Has it really?!…
Today, Perfect Power will attempt to emulate ex-Musley Banker Mayson by winning the Darley July Cup at Newmarket. Ten years on from that famous triumph, we talked to his co-owner Emma Armstrong to learn more about the great horse. Here’s what we uncovered….
What did the victory mean to you and David? And at odds of 20/1, was it an unexpected win?
It was just incredible. Every time he won a big one it was a real ‘pinch yourself’ moment for the both of us. Winning a Group 1 was, and is, the absolute ultimate. That win in 2012 will always be our best date – we can’t believe it’s been ten years since he did it!
And he had progressed – winning the Abernant and Palace House that year, so he was naturally improving. That being said, we never expect to win, but with him, on that day, we were very hopeful of a big run.
When one looks at the horse’s race record and hears the thoughts of his trainer, a word that comes to the fore is patience. Would that be a fair reflection?
Obviously we bred him and so knew every bit there was to know about him. He didn’t have the best start in life – losing his mum at three months old – so that’s why we were keen not to rush him through his career. He did need a bit more time than your typical sprinting type, but we were prepared to give him it. And I think because of the time and manner in which he eventually reached the top table, he was always one that was a very close to our hearts.
It can be a very traumatic and debilitating experience for a foal to lose its mother at a young age. Tell us more about the story and how Mayson handled it.
David had a lot of faith in Mayleaf (Mayson’s dam) given that she was a Pivotal mare. He therefore sent her to the Irish National Stud and the up-and-coming Invincible Spirit for her first covering. She then carried Mayson, foaled him without drama and got herself back in foal to the same sire.
Then one day she just wasn’t right in the field; lethargic and clearly not herself. We brought her in and called the vet out, because we couldn’t fathom what was wrong with her. The vet had a feel inside and told us she wasn’t happy. The mare was then shipped to the equine hospital at the University of Liverpool, where they ran all sorts of tests on her. Mayson was great through all of this; drinking his milk without fail and never once did he act up. Eventually they had to open her up, whilst I held Mayson in a side box in the corner of the room. And unfortunately, that was it – she never came round.
We (my daughters and I) then had to drive him home – a three-month old foal without a mum. We were very small-time breeders then, so had no other colt to pair him with. We had him on milk pellets for the rest of what would have been his pre-weaning stage, before sending him down to Robin Sharp’s place at Houghton Bloodstock, where they had a colt to pair him with. We never bottle fed him or gave him a foster dam because he took the trauma very well and was a naturally strong and intelligent foal.
Can you recall his early days at Musley Bank, and the nature of the feedback you received from Richard and Robin?

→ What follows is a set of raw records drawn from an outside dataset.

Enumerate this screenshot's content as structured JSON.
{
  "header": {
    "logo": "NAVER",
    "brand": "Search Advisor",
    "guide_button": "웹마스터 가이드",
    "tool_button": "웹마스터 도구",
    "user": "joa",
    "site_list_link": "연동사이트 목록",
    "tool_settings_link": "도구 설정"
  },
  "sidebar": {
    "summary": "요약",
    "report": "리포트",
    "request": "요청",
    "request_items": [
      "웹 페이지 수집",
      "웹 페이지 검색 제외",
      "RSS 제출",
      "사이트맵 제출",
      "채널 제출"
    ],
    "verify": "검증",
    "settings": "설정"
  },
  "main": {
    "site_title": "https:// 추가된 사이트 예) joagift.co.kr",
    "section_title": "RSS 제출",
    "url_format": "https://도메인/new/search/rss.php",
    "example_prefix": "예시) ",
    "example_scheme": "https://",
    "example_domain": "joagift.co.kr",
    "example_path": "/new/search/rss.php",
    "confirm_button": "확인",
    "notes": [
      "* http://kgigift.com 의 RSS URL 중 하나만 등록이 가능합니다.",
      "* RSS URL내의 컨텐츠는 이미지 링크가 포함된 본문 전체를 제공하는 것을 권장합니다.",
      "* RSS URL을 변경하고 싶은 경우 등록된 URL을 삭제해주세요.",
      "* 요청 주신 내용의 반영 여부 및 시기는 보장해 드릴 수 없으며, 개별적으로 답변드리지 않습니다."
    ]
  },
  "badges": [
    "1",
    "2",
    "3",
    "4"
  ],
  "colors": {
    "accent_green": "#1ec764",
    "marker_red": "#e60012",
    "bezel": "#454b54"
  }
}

David and I were at Musley Bank the morning he arrived from Robin Sharp’s. I remember seeing Richard and Rob’s faces as he first walked off the wagon – they must’ve been thinking ‘my God, what have they brought us here!’ He didn’t look the best shall we say – a bit disappointing in all honesty. However, credit must go to the team down at Houghton because he very quickly turned himself inside out, ate his grub and got on with his work.
And I do remember Mayson’s first piece of fast work. We used to go up to Malton gallops in those days and watch all our two-year-olds’ gallops. I’ll never forget Barry McHugh pulling up after riding him that day and telling us that he was a group horse. We all thought, ‘Barry you daft bugger!’; but to be fair to him, he was absolutely right! I still like to remind him about that morning to this day.
Even then though, he wasn’t one that would take your eye out cantering past – he didn’t stand out in that respect. What he was, right from the start, was a great grafter who loved his work – just like any good workman. He had and does have a ten out of ten temperament and did everything that was ever asked of him.
I then remember his first run at York. He finished second and I was in floods of tears as he came past. Being as hands on as we are, you do become very attached to them – him especially.
Do you often get to see the horse down at Cheveley Park Stud and how do you reflect upon his stallion career to date?
I walk all our mares in myself when they go for their covers; so I’ve always been able to see him when we travel down to Newmarket. And Cheveley have been great – they’ll always accommodate us when we or any of our staff want to go and see him.
In terms of his place in the stallion market; we do feel very disappointed that he has been underrated and overlooked for a number of years. He does represent great value for breeders. Sadly, I think it is like a lot of things in life; people think that if you pay more, you automatically get something better, and that is not always the case.
What chance does Blackrod have in beating Perfect Power on Saturday and giving Mayson a second win in the race as a sire?
It’ll be a big ask for him, but we do think an awful lot of him to be honest. If he could sneak into the placings, we’d be ever so proud. We will be at loggerheads with Richard for a couple of minutes on Saturday afternoon, but we’ll all be friends once they’ve crossed the line whichever ways it goes.
Perfect Power bids to join Mayson in the history books at 4.25pm this afternoon…